Identifying areas of the field where there is sufficient and or insufficient plant-available N (i.e., areas of the field that will respond to fertilizer N) is integral to improving N fertilizer application strategies. Mean soil nitrate values were 0.8, 8.5, 4.8, and 8.2 ppm for field A and B in year 1 and field A and B in year 2, respectively. As expected, observed grain yield was moderately affected by soil nitrate (r2 = 0.51, p < 0.05). Similar results have been reported in the literature (Magdoff et al. 1984; Bundy and Andraski 1995; and Rozas et al. 2000). According to Spellman et al. (1996), nitrate values before side dressing of <13 ppm in the top 30 cm indicate the need for additional N. Based on this critical level of nitrate, it was below the threshold for both fields in both years, and some additional N fertilizer would have been required to optimize grain yields. However, it has been suggested that the soil nitrate concentration before side dressing tends to over-estimate N responsiveness (Meisinger et al. 1992; Bundy and Andraski 1993; Heckman et al. 1995). The NDVI-ratio used in this study compares the NDVI of an area of interest to that of an area that has sufficient N, and it should indicate if an area has the potential to respond to additional N. For example, it has been reported that an NRI of 0.95 or less indicates N deficiency and the area should have additional N fertilizer (Bausch and Duke 1996; Bausch and Diker 2001). Overall, the NDVI-ratio increased with increasing nitrate values; although the relation was statistically significant it was weak (r2 = 0.31, p < 0.05). Magdoff (1991) reported that N fertilizer recommendations based on soil nitrate (measured before side dressing) can be unreliable when used on fields that have large amounts of rainfall and permeable soil because of the potential for nitrate to leach from the top 30 cm of the soil. The fields used in this study had coarse-textured soil and were irrigated (furrow irrigation for field A and center-pivot sprinkler for field B), and therefore the use of pre-sidedress soil nitrate to predict fertilizer need requirements was probably not ideal.

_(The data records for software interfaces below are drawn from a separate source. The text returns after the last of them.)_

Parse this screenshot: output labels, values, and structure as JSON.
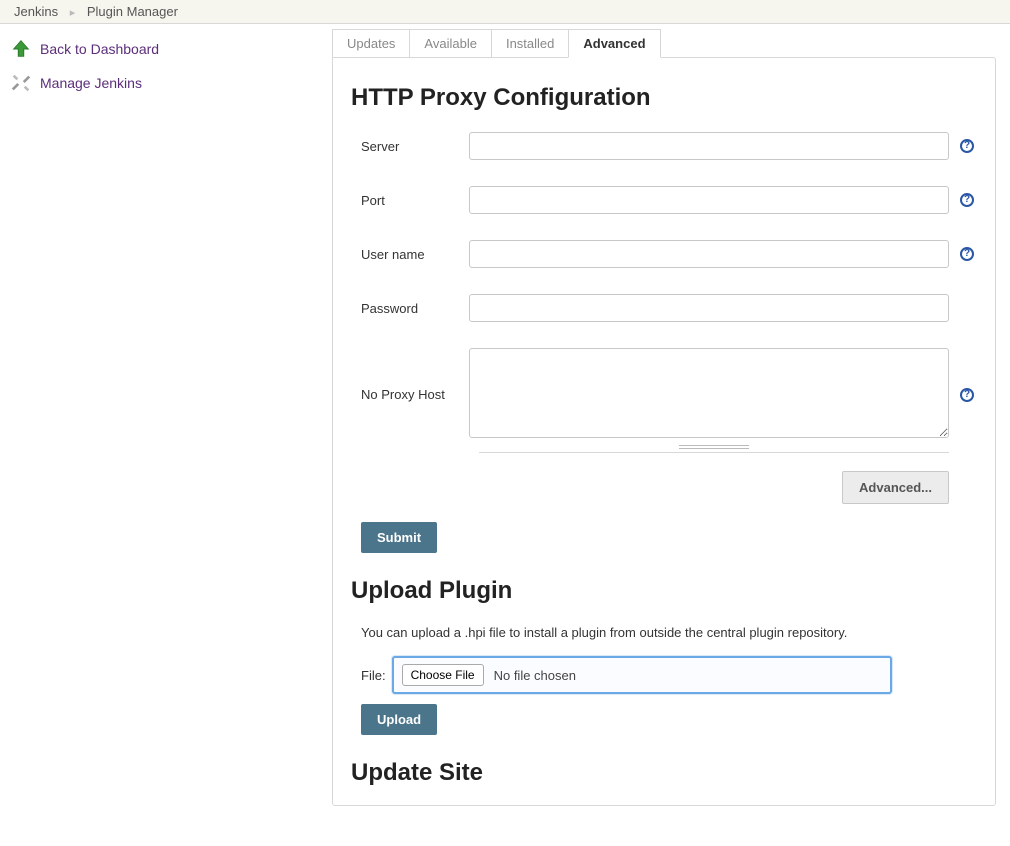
{
  "breadcrumb": {
    "items": [
      "Jenkins",
      "Plugin Manager"
    ]
  },
  "sidebar": {
    "items": [
      {
        "label": "Back to Dashboard"
      },
      {
        "label": "Manage Jenkins"
      }
    ]
  },
  "tabs": [
    {
      "label": "Updates",
      "active": false
    },
    {
      "label": "Available",
      "active": false
    },
    {
      "label": "Installed",
      "active": false
    },
    {
      "label": "Advanced",
      "active": true
    }
  ],
  "proxy": {
    "heading": "HTTP Proxy Configuration",
    "server_label": "Server",
    "port_label": "Port",
    "user_label": "User name",
    "password_label": "Password",
    "noproxy_label": "No Proxy Host",
    "server": "",
    "port": "",
    "user": "",
    "password": "",
    "noproxy": "",
    "advanced_button": "Advanced...",
    "submit_button": "Submit"
  },
  "upload": {
    "heading": "Upload Plugin",
    "description": "You can upload a .hpi file to install a plugin from outside the central plugin repository.",
    "file_label": "File:",
    "choose_button": "Choose File",
    "file_status": "No file chosen",
    "upload_button": "Upload"
  },
  "updatesite": {
    "heading": "Update Site"
  }
}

Conclusions and future directions
This study shows that the GreenSeeker™ active sensor has the potential to estimate grain yield in irrigated maize; however, there is much room for improvement. We observed a linear relationship between grain yield and INSEY, which was significantly different between fields and years. Variability between sites and growing seasons limits the precision with which data from the Greenseeker™ sensor can be used to model potential yield. Other researchers have used this tool to improve nitrogen use efficiency in wheat with great success. Our results suggest that there is potential to do the same in irrigated maize. More research is needed, however, before this is a reality.

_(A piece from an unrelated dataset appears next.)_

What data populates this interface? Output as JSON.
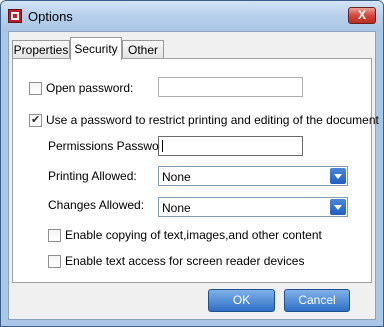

Areas that need additional study in future include, but are not limited to the following: (i) collecting data from more locations and years to determine if the relation between INSEY and maize yield is stable, (ii) determine the critical level for the NDVI-ratio used in this study, (iii) determine the critical growth stage at which use of the sensor would be most beneficial, (iv) does mounting the GreenSeeker™ to farm equipment change any of the fundamental relationships and or does it introduce interference from the soil background, and (v) how many sensors need to be mounted on each farm equipment for different crops. Before active sensors such as GreenSeeker™ become practical on farm equipment, the benefits (economic, environmental, and nitrogen use-efficiency) must outweigh the effects of the costs and skills needed to incorporate active sensors into farming practices. While more needs to be done, this and other studies are steps in the right direction.